an inference of due care on the part of the chauffeur could be rationally drawn, then the issue was properly submitted to the jury. Lydon v. Boston Elevated Railway, 309 Mass. 205 . Duff v. Webster, 315 Mass. 102 . Kelly v. Railway Express Agency, Inc. 315 Mass. 301 .
There was evidence that the plaintiff's automobile was proceeding along its right side of a three-lane highway at the rate of thirty to thirty-five miles an hour and had reached a point seventy to eighty feet behind the truck, when it was seen by the chauffeur, the plaintiff and his wife, who was riding with him; that the brakes were instantly applied; and that the automobile began to slow down and was just about to stop when it struck the truck. There was evidence that the chauffeur had deflected the headlights as ten to fifteen automobiles passed on his left; that the deflected headlights showed the road for eighty to one hundred feet ahead; that after he discovered the truck he turned on the headlights full; and that he did not drive into the middle lane because he did not know whether an automobile was approaching in that lane. The weather was fair, the moon shone at times and at other times was obscured, and the truck had stopped at a place where elm trees overhung the road. At the time the truck was discovered the automobile would have reached the truck in less than two seconds if the speed of the automobile was unchecked. The operator could rely to some extent upon the expectation that other travellers would obey the law with reference to lights and that he would be apprized of the presence of a truck by its lights before he approached within seventy or eighty feet of it. His speed was not unreasonable as a matter of law. Regard might properly be had for the reaction likely to be experienced by the chauffeur on account of the sudden realization that a truck was stopped directly in his path, and regard also might be had for the fact that, while he was effecting a proper cordination of his mind and hand in order to avert a collision, he was approaching the truck at the rate of forty feet a second. The shortness in distance and time in which he had to work must not be overlooked. The jury has said that the chauffeur was not negligent and

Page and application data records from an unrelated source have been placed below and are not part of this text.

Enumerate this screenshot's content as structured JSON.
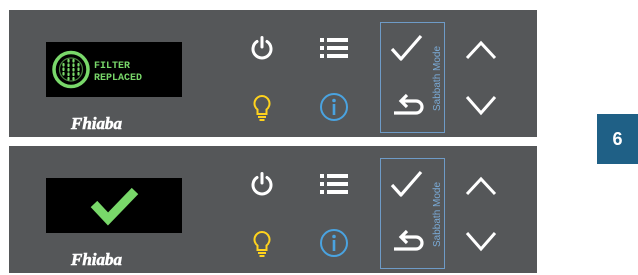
{
  "colors": {
    "panel_bg": "#555759",
    "display_bg": "#000000",
    "display_green": "#79d86a",
    "icon_white": "#ffffff",
    "bulb_yellow": "#ffd31d",
    "info_blue": "#4aa3e0",
    "sabbath_blue": "#7aaad6",
    "badge_blue": "#1f6086"
  },
  "panels": [
    {
      "display_icon": "filter-icon",
      "display_text": [
        "FILTER",
        "REPLACED"
      ],
      "brand": "Fhiaba",
      "sabbath_label": "Sabbath Mode"
    },
    {
      "display_icon": "checkmark-icon",
      "brand": "Fhiaba",
      "sabbath_label": "Sabbath Mode"
    }
  ],
  "icons": {
    "power": "power-icon",
    "menu": "menu-icon",
    "bulb": "light-bulb-icon",
    "info": "info-icon",
    "confirm": "checkmark-icon",
    "back": "back-arrow-icon",
    "up": "chevron-up-icon",
    "down": "chevron-down-icon"
  },
  "step_number": "6"
}
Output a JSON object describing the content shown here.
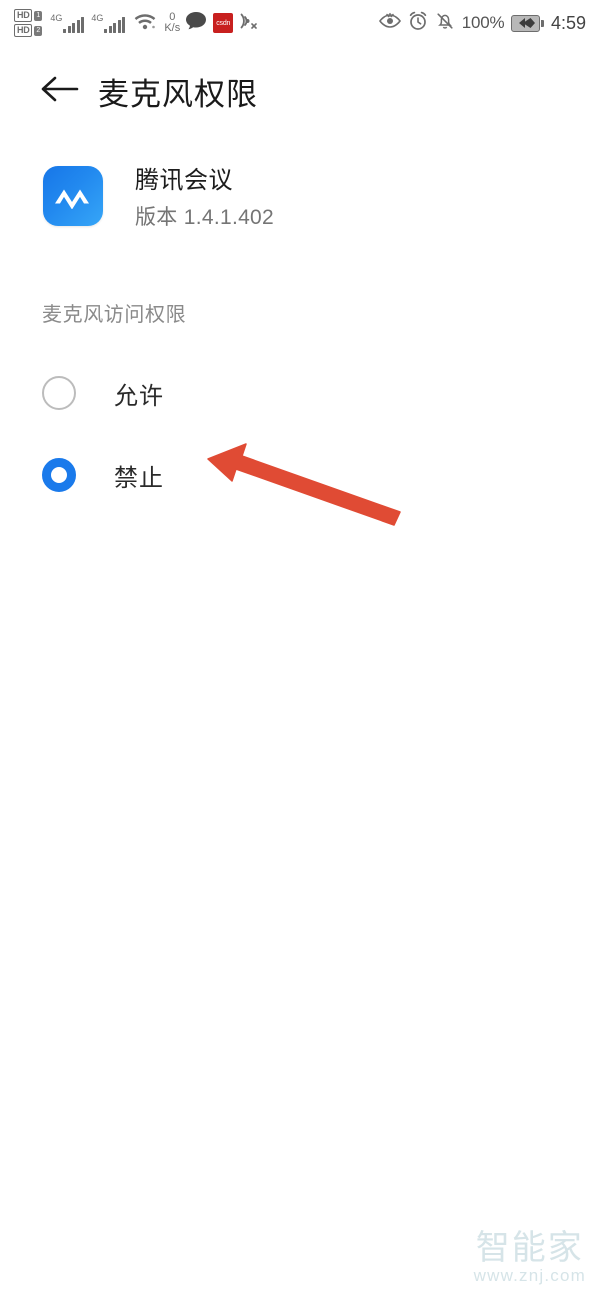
{
  "status_bar": {
    "hd_badge_1": "HD",
    "sim_badge_1": "1",
    "hd_badge_2": "HD",
    "sim_badge_2": "2",
    "network_gen_1": "4G",
    "network_gen_2": "4G",
    "speed_value": "0",
    "speed_unit": "K/s",
    "csdn_logo_text": "csdn",
    "battery_percent": "100%",
    "time": "4:59",
    "icons": [
      "hd-call-icon",
      "sim1-icon",
      "hd-call-icon",
      "sim2-icon",
      "signal-bars-icon",
      "signal-bars-icon",
      "wifi-icon",
      "network-speed-icon",
      "message-bubble-icon",
      "csdn-app-icon",
      "nfc-off-icon",
      "eye-comfort-icon",
      "alarm-clock-icon",
      "bell-muted-icon",
      "battery-charging-icon"
    ]
  },
  "app_bar": {
    "back_icon": "back-arrow-icon",
    "title": "麦克风权限"
  },
  "app_info": {
    "icon_name": "tencent-meeting-app-icon",
    "name": "腾讯会议",
    "version": "版本 1.4.1.402"
  },
  "permission": {
    "section_label": "麦克风访问权限",
    "options": [
      {
        "label": "允许",
        "selected": false
      },
      {
        "label": "禁止",
        "selected": true
      }
    ]
  },
  "annotation": {
    "type": "red-arrow",
    "color": "#E04B34",
    "points_to": "禁止"
  },
  "watermark": {
    "brand": "智能家",
    "url": "www.znj.com",
    "color": "#cfe0e4"
  },
  "colors": {
    "accent_blue": "#1a7aeb",
    "app_icon_blue": "#2289ef",
    "annotation_red": "#E04B34",
    "text_primary": "#1a1a1a",
    "text_secondary": "#757575",
    "background": "#ffffff"
  }
}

we cannot say as matter of law that the plaintiff has not sustained the burden of proving that he was not. Our decisions with reference to rear end collisions, including those upon which the defendant relies, have been so recently and fully discussed in Bresnahan v. Proman, 312 Mass. 97 , that it is unnecessary to repeat what was there said. See also Harsha v. Bowles, 314 Mass. 738 ; Kralik v. LeClair, 315 Mass. 323 .